I got involved – I was already involved with community based activities related to my work which has been really useful for me. I never quite had the bravery to do it but I know that writing to Times Higher about 'I'm doing some interesting research' or trying to get people to publish articles in newspapers is a good idea. I did a bit – I've done quite a lot of documentary talking heads for small production companies. That is really useful work. You can get paid for it and it can pay quite nicely if you demand it. But actually I did quite a lot of it for free and it was a really useful experience.
And was that through contacts?
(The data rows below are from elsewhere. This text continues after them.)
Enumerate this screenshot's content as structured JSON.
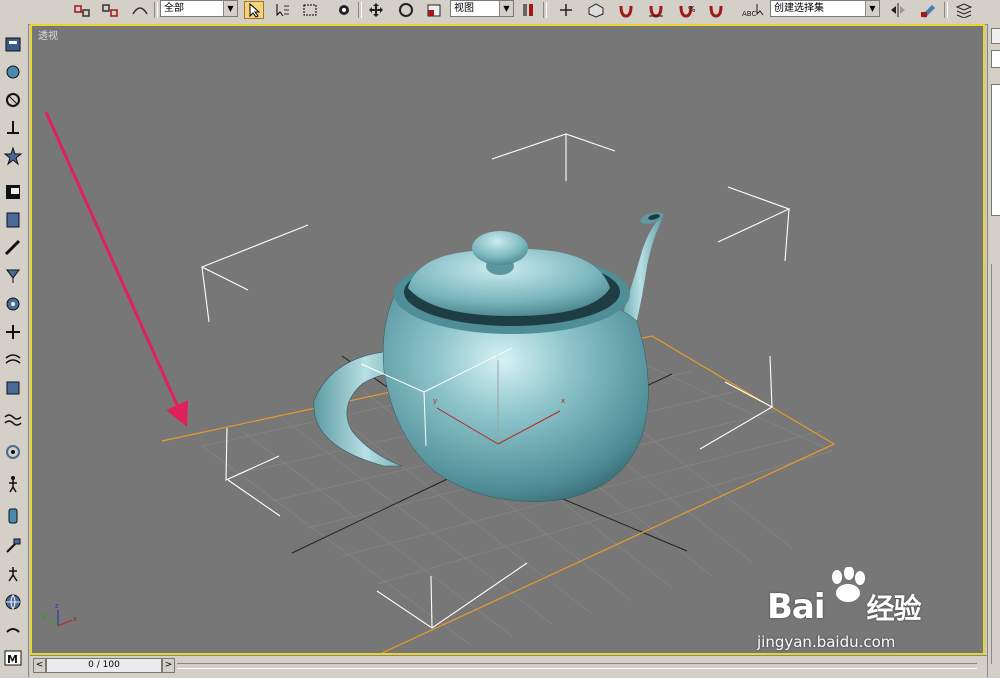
{
  "toolbar": {
    "selection_filter": "全部",
    "reference_coord": "视图",
    "named_selection": "创建选择集"
  },
  "viewport": {
    "label": "透视",
    "gizmo_axes": {
      "z": "z",
      "x": "x",
      "y": "y"
    },
    "corner_axes": {
      "z": "z",
      "x": "x",
      "y": "y"
    },
    "highlight_color": "#e8d42a",
    "object_color": "#6fb0b8",
    "grid_outline_color": "#e89a2a",
    "annotation_arrow_color": "#e0205a"
  },
  "timeline": {
    "frame_display": "0 / 100",
    "prev_label": "<",
    "next_label": ">"
  },
  "watermark": {
    "brand": "Bai",
    "brand_suffix": "经验",
    "url": "jingyan.baidu.com"
  }
}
It was through contacts. Sometimes that was e-mails that were just sent around through the Graduate Centre and then it becomes word of mouth. So all this is making sure that people – this sounds really basic – but making sure that people in your department and school know who you are and know what you're working on, including your fellow students. I spent the first three or four years of my PhD working absolutely on my own apart from seeing my supervisor. I didn't involve myself in the academic community at all and I think that was a real mistake. I understand why I did it. I was on my own, I had kids, life, but I think I lost a lot of sense of putting things in context. I probably lost out, I had links with really nice people and it was only towards the end when I started teaching and started feeling myself around the campus much more and getting to know people much more and then I started investing in the post graduate community. There were post graduate conferences organised by students who applied for AHRC funding, they brought in students from all over the country. I offered to be a reader and a paid reviewer for articles in a journal through that I came to understand what it is that they're after, what they're looking for, what the editorial issues are important. That's been really, really useful. And it's not difficult to set up your own journal you know, as a group of students, and most departments like the publicity and will give you the resources. I don't think there's even any money involved, I think it is all done voluntarily.
I spend quite a lot of time using the Hnet, internet communities around various Humanities, particularly the History of Sexuality, and there's one on the 1960s and there's one on popular culture. There's also an H grad which is solely for post grads internationally, and that was really useful. Some things were personal too, such as advice on how to cope with having a baby and writing up. When we were organising associate students pay and conditions, we were able to communicate with each other about those issues. Practical things too 'I'm going to an archive in such and such does anyone know somewhere cheap to stay?' So that was a really useful thing, and also on that site you can get a digest of just huge amounts of announcements about conferences.
Going to conferences and getting funding to go to the conferences, whichever your discipline funding bodies are, there's usually money for postgraduate training. That also shows that you understand part of the job is about raising money, very little of the job is research. It's only a third of it. It's about teaching and it's about raising grants, so find ways to demonstrate those skills.
And I started being a bit more sociable, and we had a research seminar on Thursday. We all started going to the pub after that which built into a really nice rolling, on going support. I feel a bit old now to be going, so I handed that on to a new generation and sneak off with the older people to the restaurant, while they all drink till two or three in the morning.
I think building up social networks and building up networks through internet communities, going to conferences and getting together with groups of students in your own institutions. Thinking about what you can organise for yourself. It really is a way of making yourself part of the community, in what could be really isolated. And in a really cynical mercenary way, it's also a way of proving that you know what academia is really about.